CenterPoint Energy recently announced that it will charge its local gas customers an additional $350 due to the polar vortex that struck everywhere from Minnesota to Texas. That’s over a week’s pay for a minimum wage worker, and another reason state regulators should be looking to help us wean off of this volatile fuel.
Aside from costly price spikes, gas use presents several safety and health risks. Residents of the Twin Cities likely recall news of the gas explosion that destroyed a building on the campus of Minnehaha Academy, or the 50-foot torch ignited by a gas main break near a south Minneapolis Cub Foods. Gas safety risks extend into each of our homes. Poorly maintained furnaces or water heaters can produce deadly carbon monoxide. Even a meal cooked on a well tuned gas stove can create a literal “supper smog,” with nitrogen dioxide levels exceeding EPA guidance for the outdoors, if prepared without adequate ventilation. On top of the localized risks, leaks during extraction and transport of methane — the primary ingredient in fossil gas — have a climate change impact 80 times greater than carbon dioxide.
Minnesotans need the government to step in, because we aren’t allowed to shop around for a better deal. Like their electric counterparts, Minnesota gas utilities have a government-granted shield from competition. The state’s Public Utilities Commission, known as the PUC, has five members appointed by the governor, including an open seat right now. The PUC is supposed to ensure that these private companies — lacking the discipline of market competition — act in the public interest. Since you and I are captive customers of the gas company, the state has the power and responsibility to ensure that CenterPoint Energy does what’s best for us.
There are plenty of things legislators and the PUC could do to protect us from the market volatility and the health and safety risks of using gas.
For one, the state could require the utility’s shareholders to share the risk of polar vortexes with its captive customers.
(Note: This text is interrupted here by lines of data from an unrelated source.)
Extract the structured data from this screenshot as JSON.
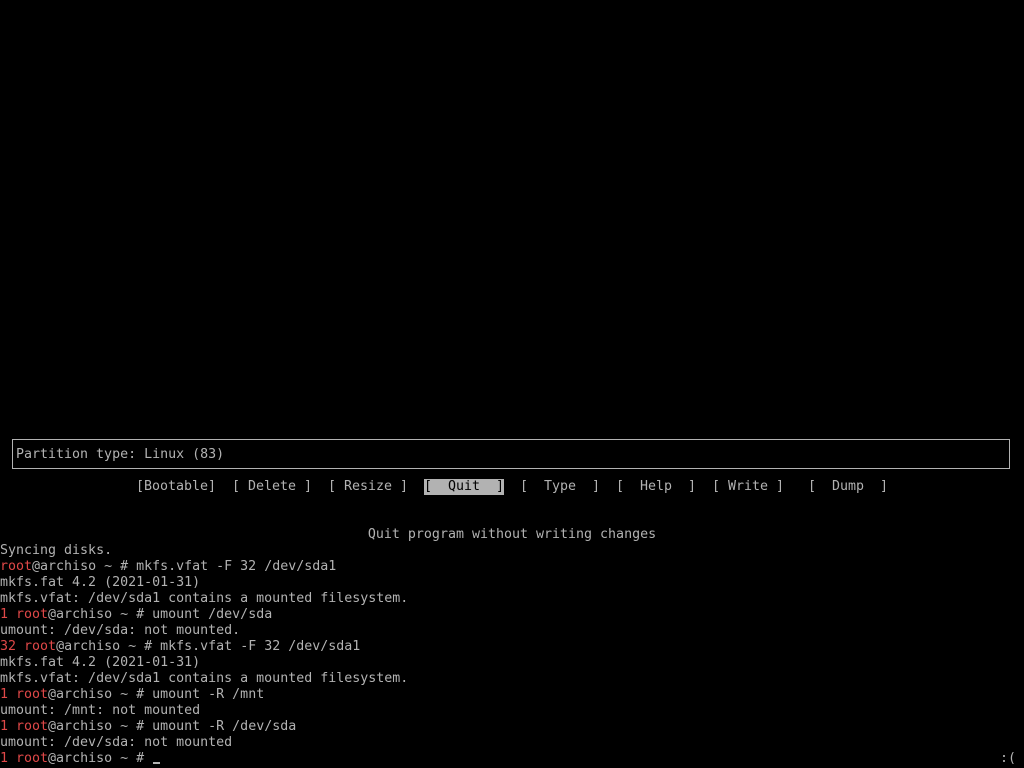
{
  "info_box": {
    "text": "Partition type: Linux (83)"
  },
  "menu": {
    "items": [
      {
        "label": "[Bootable]",
        "selected": false
      },
      {
        "label": "[ Delete ]",
        "selected": false
      },
      {
        "label": "[ Resize ]",
        "selected": false
      },
      {
        "label": "[  Quit  ]",
        "selected": true
      },
      {
        "label": "[  Type  ]",
        "selected": false
      },
      {
        "label": "[  Help  ]",
        "selected": false
      },
      {
        "label": "[ Write ]",
        "selected": false
      },
      {
        "label": "[  Dump  ]",
        "selected": false
      }
    ],
    "help_text": "Quit program without writing changes"
  },
  "prompt": {
    "user": "root",
    "host_part": "@archiso ~ # "
  },
  "terminal_lines": [
    {
      "code": "",
      "prompt": false,
      "text": "Syncing disks."
    },
    {
      "code": "",
      "prompt": true,
      "text": "mkfs.vfat -F 32 /dev/sda1"
    },
    {
      "code": "",
      "prompt": false,
      "text": "mkfs.fat 4.2 (2021-01-31)"
    },
    {
      "code": "",
      "prompt": false,
      "text": "mkfs.vfat: /dev/sda1 contains a mounted filesystem."
    },
    {
      "code": "1",
      "prompt": true,
      "text": "umount /dev/sda"
    },
    {
      "code": "",
      "prompt": false,
      "text": "umount: /dev/sda: not mounted."
    },
    {
      "code": "32",
      "prompt": true,
      "text": "mkfs.vfat -F 32 /dev/sda1"
    },
    {
      "code": "",
      "prompt": false,
      "text": "mkfs.fat 4.2 (2021-01-31)"
    },
    {
      "code": "",
      "prompt": false,
      "text": "mkfs.vfat: /dev/sda1 contains a mounted filesystem."
    },
    {
      "code": "1",
      "prompt": true,
      "text": "umount -R /mnt"
    },
    {
      "code": "",
      "prompt": false,
      "text": "umount: /mnt: not mounted"
    },
    {
      "code": "1",
      "prompt": true,
      "text": "umount -R /dev/sda"
    },
    {
      "code": "",
      "prompt": false,
      "text": "umount: /dev/sda: not mounted"
    },
    {
      "code": "1",
      "prompt": true,
      "text": ""
    }
  ],
  "status_face": ":(",
  "colors": {
    "foreground": "#b2b2b2",
    "background": "#000000",
    "accent_red": "#e04848"
  }
}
Eight states — including Missouri, Vermont and Oregon — require their utilities to ease the burden on captive customers when gas prices spike. These risk-sharing agreements help lower customers’ bills during climate change-induced shocks, while also providing incentives for good behavior. A gas company (or an electric utility) with some skin in the game is more likely to hedge its fuel costs to avoid unexpected spikes.
The state could also require utilities to protect customers from high energy bills by substantially increasing requirements for weatherizing homes. There are thousands of homes in Minneapolis and other cities that are so old they lack even basic wall insulation. But the state has a modest energy savings goal of only 1.5% per year. Despite the goal, overall gas use is rising, due to population growth and other factors. In a promising move, CenterPoint Energy in 2014 publicly committed to helping Minneapolis reach ambitious energy affordability goals, including widespread home retrofits by 2025, which are far beyond its state conservation mandate. On the current timeline, however, CenterPoint won’t even hit the goal by 2050.
CenterPoint Energy could accelerate efficiency adoption by simplifying energy financing and making it more inclusive. Right now, approximately half the state’s residents pay into utility efficiency programs but can’t benefit from them, because they still have to provide money — for insulation or Energy Star furnaces — out of pocket. In a proposal currently before the PUC, the utility would pay for energy efficiency improvements to people’s homes up front, recouping the investment back via the utility bill. Programs like this have been shown to dramatically increase efficiency and lower energy bills across the country. A recent study by the University of Minnesota showed significant promise for Minnesota residents from these “inclusive energy financing” programs.
The state also has an opportunity to prepare for a safer and more affordable future by allowing cities to adopt what is called a “stretch” code, with more ambitious energy savings for new buildings. These stretch codes, used in several other states, could include provisions for all-electric buildings. Without the cost of connection to the gas network, the health risk of carbon monoxide or gas combustion ranges, the safety risk of fires or explosions, or volatile fuel prices, Minnesotans would have safer, more comfortable and more affordable homes.
The recent polar vortex event makes it twice in seven years that Minnesota heating bills have spiked due to climate change and an over-reliance on fossil gas. As Minnesotans, we can’t choose our gas company, but our legislators and state regulators can tighten their oversight of these monopoly companies to protect us and make moves to wean us off this risky fuel. We need to tell them that gas is energy we can’t afford.